HOW TO COMPLETE THIS TASK. Whenever the string "result" appears in a line below, please copy the line out.

[SOURCE MATERIAL Boundary: Start]

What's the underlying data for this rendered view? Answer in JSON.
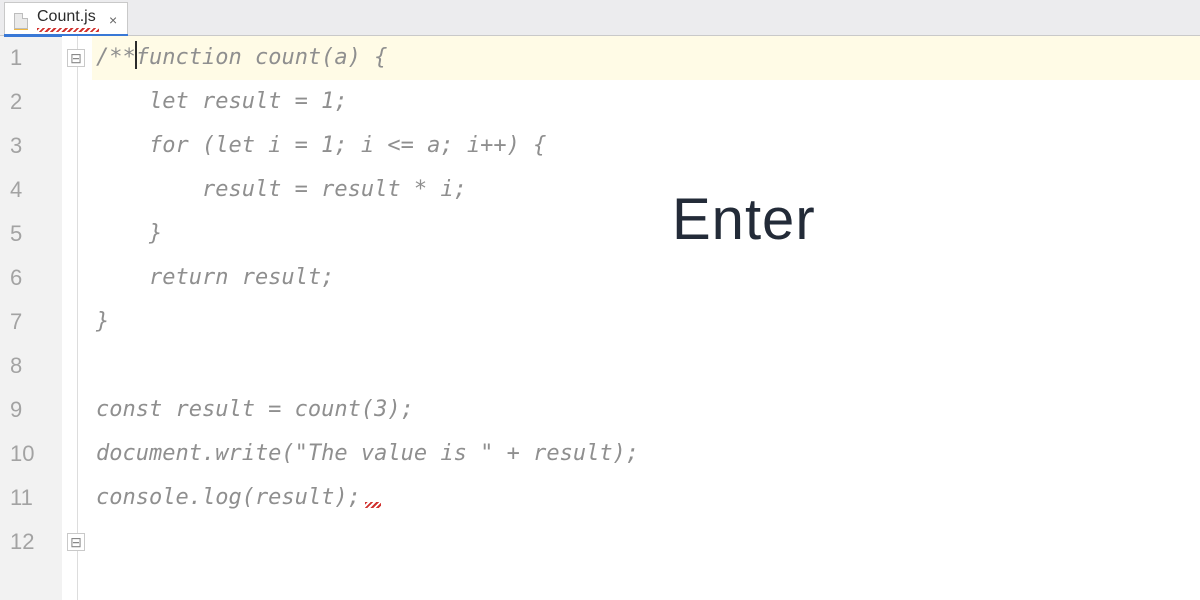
{
  "tab": {
    "filename": "Count.js",
    "filetype_badge": "JS",
    "close_glyph": "×"
  },
  "gutter": {
    "line_numbers": [
      "1",
      "2",
      "3",
      "4",
      "5",
      "6",
      "7",
      "8",
      "9",
      "10",
      "11",
      "12"
    ]
  },
  "fold": {
    "open_row": 1,
    "close_row": 12,
    "open_glyph": "⊟",
    "close_glyph": "⊟"
  },
  "code": {
    "caret_line": 1,
    "caret_prefix": "/**",
    "caret_suffix": "function count(a) {",
    "lines": [
      "/**function count(a) {",
      "    let result = 1;",
      "    for (let i = 1; i <= a; i++) {",
      "        result = result * i;",
      "    }",
      "    return result;",
      "}",
      "",
      "const result = count(3);",
      "document.write(\"The value is \" + result);",
      "console.log(result);",
      ""
    ],
    "trailing_squiggle_line": 11
  },
  "overlay": {
    "keyhint": "Enter"
  },
  "colors": {
    "highlight_bg": "#fffbe6",
    "tab_underline": "#3978d6",
    "error_squiggle": "#d1322f",
    "gutter_bg": "#f2f2f2"
  }
}
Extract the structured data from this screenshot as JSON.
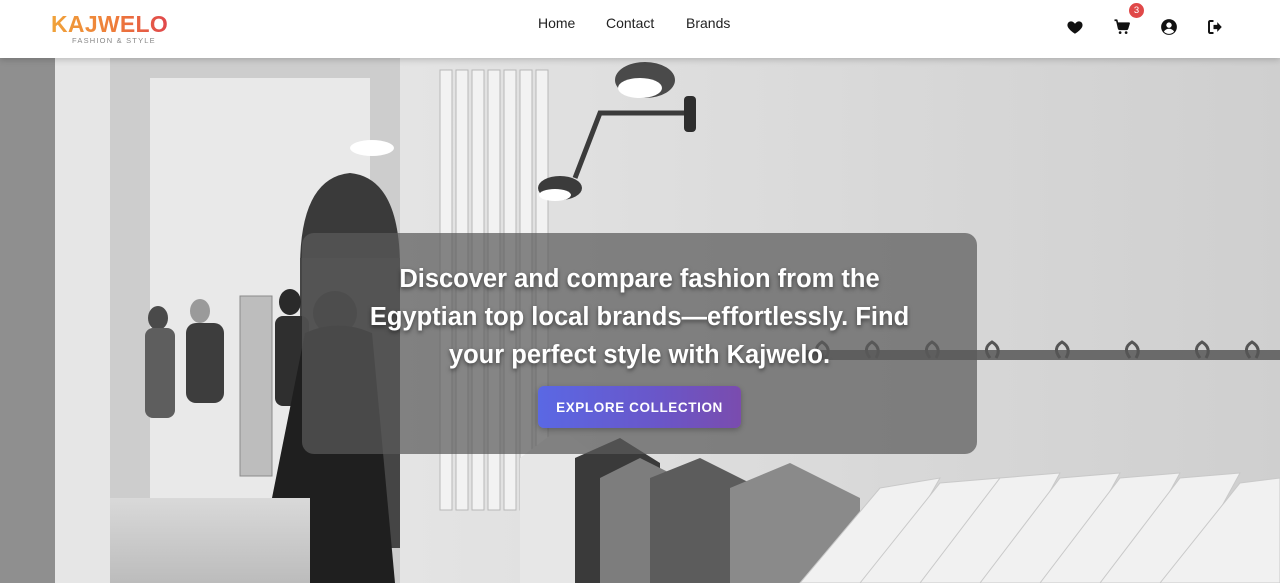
{
  "brand": {
    "name": "KAJWELO",
    "tagline": "FASHION & STYLE"
  },
  "nav": [
    {
      "label": "Home"
    },
    {
      "label": "Contact"
    },
    {
      "label": "Brands"
    }
  ],
  "header_icons": {
    "wishlist": "heart-icon",
    "cart": "cart-icon",
    "cart_count": "3",
    "account": "user-circle-icon",
    "logout": "sign-out-icon"
  },
  "hero": {
    "headline_lines": [
      "Discover and compare fashion from the",
      "Egyptian top local brands—effortlessly. Find",
      "your perfect style with Kajwelo."
    ],
    "cta_label": "EXPLORE COLLECTION"
  },
  "colors": {
    "logo_gradient": [
      "#f0a33a",
      "#e0474c"
    ],
    "badge": "#e04848",
    "cta_gradient": [
      "#5a68e4",
      "#7a4cae"
    ]
  }
}
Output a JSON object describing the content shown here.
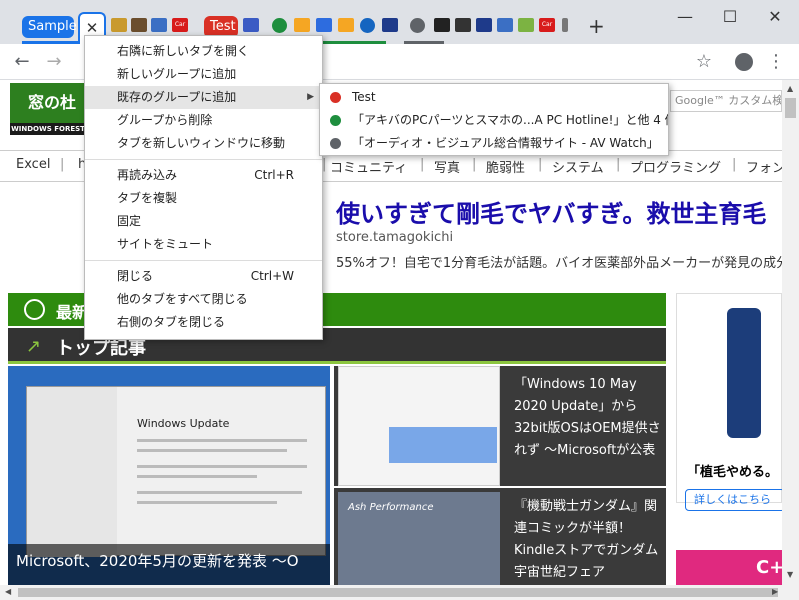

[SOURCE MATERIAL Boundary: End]

OUTPUT FOR THIS TASK.
      "    let result = 1;",
      "        result = result * i;",
      "    return result;",
      "const result = count(3);",
      "document.write(\"The value is \" + result);",
      "console.log(result);",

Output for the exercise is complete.